The usual plan for spent nuclear fuel in the United States is to transfer it to a cooling pool and then after some time to transfer it to dry cask storage. Eventually, the plan is to move it to a permanent storage site, although no such site is available. The proposed Yucca Mountain nuclear repository is currently off the table, and no other site is seriously being discussed.
My concern is that ability to maintain electrical supply to spent fuel pools is a risk that no one has been paying much attention to, when looking at security of spent fuel. We have just now been witnessing the problems that are occurring in Japan, when electricity was cut off from reactors at the Fukushima Daiichi plant. The spent-fuel cooling pond has been a particular problem, because of the large amount of spent fuel in the pool, the need to keep pumping water into the pools, and the need to circulate the water in the pools. In the United States, we now have about 55,000 tons of spent fuel in spent fuel pools. This is the equivalent of 25 or 30 years of spent fuel, assuming current fuel use is 2,200 tons a year.
When a person reads about what perils the spent fuel pools are safe from, such as from this document from the US Nuclear Regulatory Commission, it talks about the pools being inside very thick steel-reinforced concrete walls with stainless steel liners located inside protected areas, and that they would be safe from impact by an aircraft or other object. The article doesn’t talk about electricity interruption as being an issue. The impression one gets from the way other perils are described, though, is that any electrical interruption is expected to be brief (hours or days), and easily handled through backup supply, or perhaps through electricity generated by the plant itself.

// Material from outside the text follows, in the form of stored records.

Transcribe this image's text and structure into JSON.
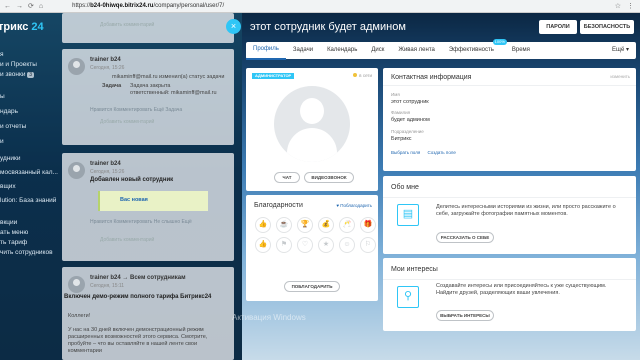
{
  "browser": {
    "url_prefix": "https://",
    "url_domain": "b24-0hiwqe.bitrix24.ru",
    "url_path": "/company/personal/user/7/"
  },
  "sidebar": {
    "logo_a": "трикс",
    "logo_b": "24",
    "items": [
      {
        "label": "я"
      },
      {
        "label": "и и Проекты"
      },
      {
        "label": "и звонки",
        "badge": "3"
      },
      {
        "label": "ы"
      },
      {
        "label": "ндарь"
      },
      {
        "label": "и отчеты"
      },
      {
        "label": "и"
      },
      {
        "label": "удники"
      },
      {
        "label": "мосвязанный кал..."
      },
      {
        "label": "вщих"
      },
      {
        "label": "lution: База знаний"
      },
      {
        "label": "вкции"
      },
      {
        "label": "ать меню"
      },
      {
        "label": "ть тариф"
      },
      {
        "label": "чить сотрудников"
      }
    ]
  },
  "feed": {
    "post1": {
      "add_comment": "Добавить комментарий"
    },
    "post2": {
      "author": "trainer b24",
      "time": "Сегодня, 15:26",
      "line1": "mikaminff@mail.ru изменил(а) статус задачи",
      "task": "Задача",
      "task_status": "Задача закрыта",
      "responsible": "ответственный: mikaminff@mail.ru",
      "links": "Нравится   Комментировать   Ещё   Задача",
      "add_comment": "Добавить комментарий"
    },
    "post3": {
      "author": "trainer b24",
      "time": "Сегодня, 15:26",
      "title": "Добавлен новый сотрудник",
      "mention": "Вас новая",
      "links": "Нравится   Комментировать   Не слышно   Ещё",
      "add_comment": "Добавить комментарий"
    },
    "post4": {
      "author": "trainer b24 → Всем сотрудникам",
      "time": "Сегодня, 15:11",
      "title": "Включен демо-режим полного тарифа Битрикс24",
      "subtitle": "Коллеги!",
      "text": "У нас на 30 дней включен демонстрационный режим расширенных возможностей этого сервиса. Смотрите, пробуйте – что вы оставляйте в нашей ленте свои комментарии"
    }
  },
  "panel": {
    "title": "этот сотрудник будет админом",
    "passwords_btn": "ПАРОЛИ",
    "security_btn": "БЕЗОПАСНОСТЬ",
    "tabs": [
      {
        "label": "Профиль",
        "active": true
      },
      {
        "label": "Задачи"
      },
      {
        "label": "Календарь"
      },
      {
        "label": "Диск"
      },
      {
        "label": "Живая лента"
      },
      {
        "label": "Эффективность",
        "pct": "100%"
      },
      {
        "label": "Время"
      },
      {
        "label": "Ещё ▾"
      }
    ],
    "profile_card": {
      "admin_label": "АДМИНИСТРАТОР",
      "online": "в сети",
      "chat_btn": "ЧАТ",
      "video_btn": "ВИДЕОЗВОНОК"
    },
    "gratitude": {
      "title": "Благодарности",
      "thank_link": "♥ Поблагодарить",
      "thank_btn": "ПОБЛАГОДАРИТЬ",
      "icons": [
        "👍",
        "☕",
        "🏆",
        "💰",
        "🥂",
        "🎁",
        "👍",
        "⚑",
        "♡",
        "★",
        "☺",
        "⚐"
      ]
    },
    "contact": {
      "title": "Контактная информация",
      "edit": "изменить",
      "name_label": "Имя",
      "name_value": "этот сотрудник",
      "surname_label": "Фамилия",
      "surname_value": "будет админом",
      "dept_label": "Подразделение",
      "dept_value": "Битрикс",
      "choose_link": "Выбрать поля",
      "create_link": "Создать поле"
    },
    "about": {
      "title": "Обо мне",
      "text": "Делитесь интересными историями из жизни, или просто расскажите о себе, загружайте фотографии памятных моментов.",
      "button": "РАССКАЗАТЬ О СЕБЕ"
    },
    "interests": {
      "title": "Мои интересы",
      "text": "Создавайте интересы или присоединяйтесь к уже существующим. Найдите друзей, разделяющих ваши увлечения.",
      "button": "ВЫБРАТЬ ИНТЕРЕСЫ"
    },
    "watermark": "Активация Windows"
  }
}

It seems to me that at some point, this assumption of electricity continuing to be available is likely to be false. Continue reading